Updated November 19, 2020:

Angel investor requirements include having:

  • A liquid net worth of at least $1 million.
  • The time and patience for the long term.
  • The relevant experience to understand the field.
  • The right community around you to help you learn.

Becoming an Angel Investor

Accredited investors are those with an annual income of $200,000 or a net worth of at least $1 million, excluding a primary residence. Companies that raise money from accredited investors are not subject to many of the securities filings with the U.S. Securities and Exchange Commission (SEC) and state regulatory bodies. Therefore, most equity fundraisers look for capital from these accredited investors. Many experts believe that angel investors must be accredited.

In fact, historically, angel investing opportunities were only available to accredited investors. Title III and Title IV of the JOBS Act changed that somewhat, giving access to investors under Regulation A+ and Regulation CF+. Investors who don't meet the criteria to be accredited can now invest under A+ and CF+, giving angel investors new opportunities and definitions in capital markets.
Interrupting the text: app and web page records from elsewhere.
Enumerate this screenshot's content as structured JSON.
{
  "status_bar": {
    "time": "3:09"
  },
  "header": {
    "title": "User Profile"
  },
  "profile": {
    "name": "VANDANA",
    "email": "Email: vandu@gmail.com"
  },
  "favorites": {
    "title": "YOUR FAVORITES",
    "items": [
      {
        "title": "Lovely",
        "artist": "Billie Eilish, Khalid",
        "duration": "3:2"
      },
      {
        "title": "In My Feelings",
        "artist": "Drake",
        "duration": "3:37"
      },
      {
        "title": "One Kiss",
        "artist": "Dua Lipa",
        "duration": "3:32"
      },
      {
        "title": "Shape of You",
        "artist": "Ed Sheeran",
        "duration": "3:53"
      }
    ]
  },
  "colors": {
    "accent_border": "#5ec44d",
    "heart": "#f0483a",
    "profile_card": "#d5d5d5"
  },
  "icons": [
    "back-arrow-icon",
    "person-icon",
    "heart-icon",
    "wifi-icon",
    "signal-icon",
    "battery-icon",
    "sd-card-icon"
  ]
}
This type of investor looks for companies in the early stages of growth, which means the risk level is high. Because many companies won't survive, angel investors must diversify. Typically, these investors put $25,000 to $50,000 into each company. In less common cases, the range can go as low as $10,000 and high as $100,000.

For a full portfolio of as many as 20 companies, an angel investor must be comfortable with investing from $200,000 to $500,000. This is not the type of investing you do with your entire nest egg. Most angels aim to put 10 to 20 percent of their investable assets into these projects. Mr Rose, the founder of New York Angels, states, “If you take a look at the numbers, I think you'll find the average angel investor has somewhere north of $5 million and south of $100 million in assets.”

Understanding the Risks

The inaccessibility of the money, once it's placed into an angel project, is disturbing to many investors. Most are used to more liquid tools like stocks or other kinds of property. Angel investors must also be prepared for projects to fail as often as they succeed. “In the case of angels, if half your companies die, that's par for the course,” Rose says. “For many people, failure is not an option, and they can't psychologically deal with it.”

While the risks are high, so are the potential rewards. Statistically, one in every 10 or 20 investments explodes and brings in an impressive return, hopefully making up for any failures.

Having Relevant Experience

Most angel investors have entrepreneurial backgrounds. Thus, they know how to grow an investment portfolio because they have experience with the startup phase of a company. “You'll see a lot of entrepreneurs in a particular area — whether it's life sciences or technology or consumer products — come back and invest in that space because they have a background they can bring to making a smart decision,” says Rose.

Learning From the Community

Rose says that angel groups give aspiring investors an excellent place to learn. “Most angel groups do not commit you to write a check the very first day,” he says. “You have time to actually observe and see what happens, and see what companies present. … If you're in an angel group, [it] has deal-flow, so you can see the companies coming in, and the group has a process for screening. They get five to 100 deals a month coming in, and they ultimately present two or three or four to the whole group.”

Those new to the field can watch how others operate and make decisions. This helps the learner understand the field in more detail and develop his or her own style. Working on a few projects in partnership with a more experienced investor helps build confidence.

“Now that you have investments in a few companies,” says Rose, “maybe you become friendly with those CEOs, you start going to conferences, you get invited to demo days from accelerators because you're a proven investor, and you get to see more and more companies. This is one of those things where you can never have enough practice, so the more companies you see, the more deals you do, the more you learn. I'm still learning and I've done 90+ companies at this point.”

If you need help determining whether you meet the angel investor requirements, you can post your legal need on UpCounsel's marketplace. UpCounsel accepts only the top 5 percent of lawyers to its site. Lawyers on UpCounsel come from law schools such as Harvard Law and Yale Law and average 14 years of legal experience, including working with or on behalf of companies like Google, Menlo Ventures, and Airbnb.